In my example I have picked an average and will assign 8 desktop per core for normal users and 6 desktops per core for power users. Therefore the total CPU requirement is:

1 CPU core for hypervisor + 1 CPU core for vdiMGR appliance + (# power users/6) + (# normal users/8)

=1 + 1 + (25/6) + (75/8)

= 2 + 4.1 + 9.3

=17 CPU cores (Rounded up)

Total Recourses Required

In my example I have 100 users in total of which 25 are classed power users and 75 normal users.

Each user will be supplied with a Windows 7 virtual desktop with 1vCPU, however normal users will receive 1.5 GB RAM and power users 2 GB RAM.

In total I will require:

  • 792 GB of disk space
  • 1375 IOPS
  • 181 GB RAM
  • 17 CPU cores

Choosing your Hardware Configuration


There are a number of considerations we need to take into account when selecting hardware.

The first we need to discuss is availability.  Server class hardware is great however I do not like the idea of 100 desktops not being available, therefore for my example I am going to suggest an N+1 strategy.  This will always depend upon risk vs. expenditure and ultimately needs to be a business decision.

Secondly we need to think about type of hardware, disk type speeds and RAID configuration.  As all resources are on a single appliance and we need IOPS and disk space, in most instances blade configurations will be out of the question, as we will only have two disks.  Therefore we are often looking at a 2 – 4 U server.

In regards to RAID configuration, RAID 0 will give us maximum disk capacity and IOPS availability but may make us nervous about availability, leaving RAID 1 + 0 as the option that gives us disk space and availability without too much penalty.

Finally we need to consider disk seep as IOPS availability is important.  Citrix’s VDI-in-a-Box sizing guide states the following disk speeds

  • SSD = 6000 IOPS
  • 15K = 145 IOPS
  • 10K = 125 IOPS

And Wikipedia states the following:

  • SSD = 5,000 – 60,000 IOPS (SATA)
  • 15k = 175 -210 IOPS (SAS)
  • 10K = 140 IOPS (SAS)

In my calculations I have selected a middle ground and used the following:

  • SSD = 6,000 IOPS
  • 15K = 175 IOPS
  • 10K = 125 IOPS

Hardware Options

The two figures that stand out for me in total resources required are IOPS and RAM.  See example below for a basic server configuration (Host Specifications):

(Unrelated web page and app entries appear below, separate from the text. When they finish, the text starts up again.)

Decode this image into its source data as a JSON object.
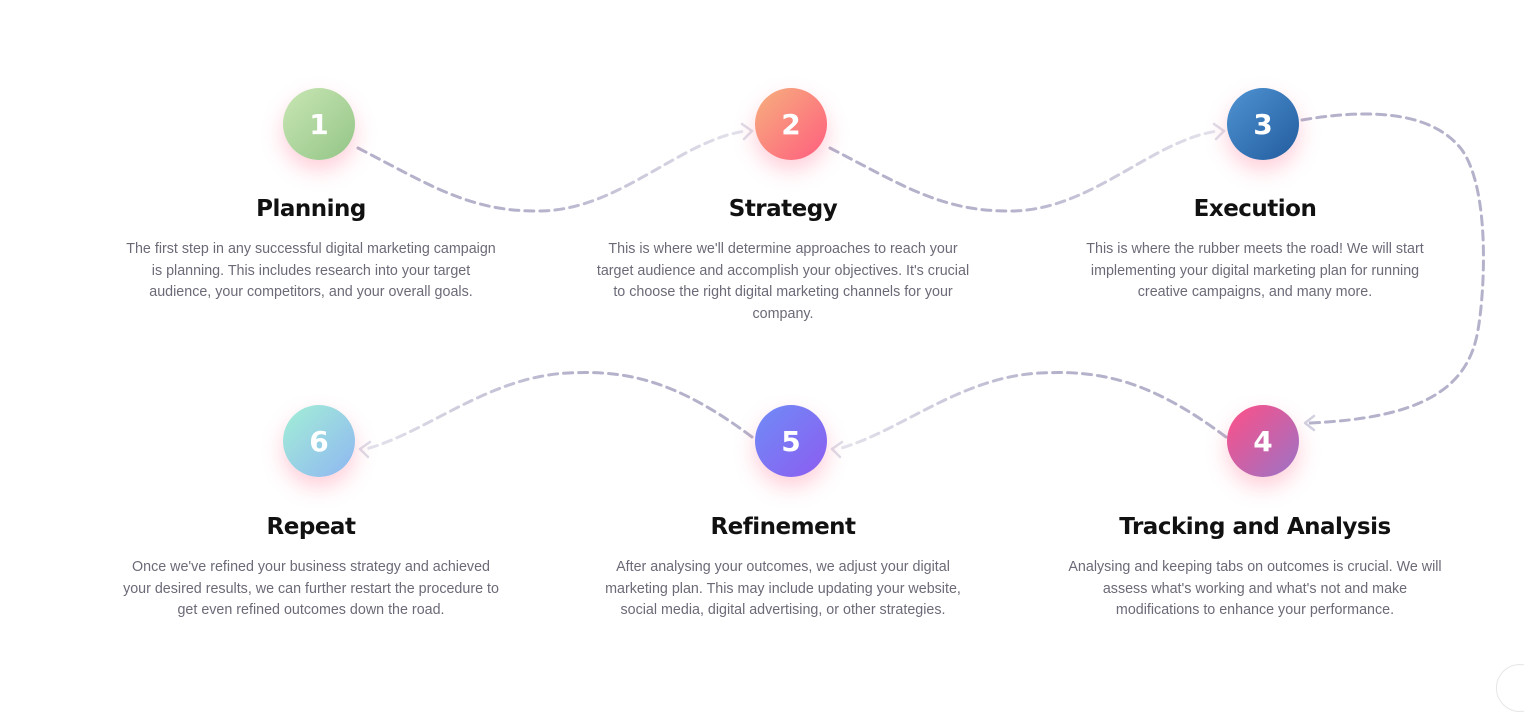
{
  "steps": [
    {
      "number": "1",
      "title": "Planning",
      "description": "The first step in any successful digital marketing campaign is planning. This includes research into your target audience, your competitors, and your overall goals.",
      "gradient": [
        "#c9e6b4",
        "#93c587"
      ]
    },
    {
      "number": "2",
      "title": "Strategy",
      "description": "This is where we'll determine approaches to reach your target audience and accomplish your objectives. It's crucial to choose the right digital marketing channels for your company.",
      "gradient": [
        "#f6b07e",
        "#ff5d7e"
      ]
    },
    {
      "number": "3",
      "title": "Execution",
      "description": "This is where the rubber meets the road! We will start implementing your digital marketing plan for running creative campaigns, and many more.",
      "gradient": [
        "#4f93d2",
        "#225c9e"
      ]
    },
    {
      "number": "4",
      "title": "Tracking and Analysis",
      "description": "Analysing and keeping tabs on outcomes is crucial. We will assess what's working and what's not and make modifications to enhance your performance.",
      "gradient": [
        "#ff4f86",
        "#9a73c7"
      ]
    },
    {
      "number": "5",
      "title": "Refinement",
      "description": "After analysing your outcomes, we adjust your digital marketing plan. This may include updating your website, social media, digital advertising, or other strategies.",
      "gradient": [
        "#6f8cf7",
        "#8c5cf0"
      ]
    },
    {
      "number": "6",
      "title": "Repeat",
      "description": "Once we've refined your business strategy and achieved your desired results, we can further restart the procedure to get even refined outcomes down the road.",
      "gradient": [
        "#a3efd6",
        "#8fb6f2"
      ]
    }
  ],
  "connector_color": "#b4b2cb"
}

In the example above, Table 1, a server with 16 cores, 96 GB of RAM and 8 x 15K SAS spindles in a RAID 1 + 0 configuration  can support 25 power users and 56 normal users based on my previous calculations and assumptions.  And as you can see it is the IOPS that restricts the number of power users and RAM that restricts the number of normal users.

In Table 2 below if we increase the RAM to 128 GB the number of power user desktops is still limited by IOPS however the number of normal user desktops is now also limited by IOPS.  Therefore if we had purchased a server in this configuration we would have been wasting money on RAM.  To take advantage of this amount of RAM we would either need to change the disk type or increase the number of spindles.

At no point in the two hardware examples has CPU cores or disk capacity been an issue.

The spreadsheet developed for these calculations can be found in the post on this site titled Citrix VDI-in-a-Box: Sizing Calculator.

VDI-in-a-Box Sizing Guide example 2


Getting the hardware right is important and your number of servers will depend upon your appetite for risk plus your understanding of your environment.

Analysing your environment before you start to gauge IOPS is an important step.  The numbers here will help but can only be used as a guide.   Partners familiar with VDI-in-a-Box will have a good understanding of resources required and may be able to speed up this process based on their history of work.

Finally if you have completed some analysis just using some list price numbers on hardware you’ll see that by understanding your limit points, you can make sure you get the best return on hardware investment and reduce the overall cost per desktop.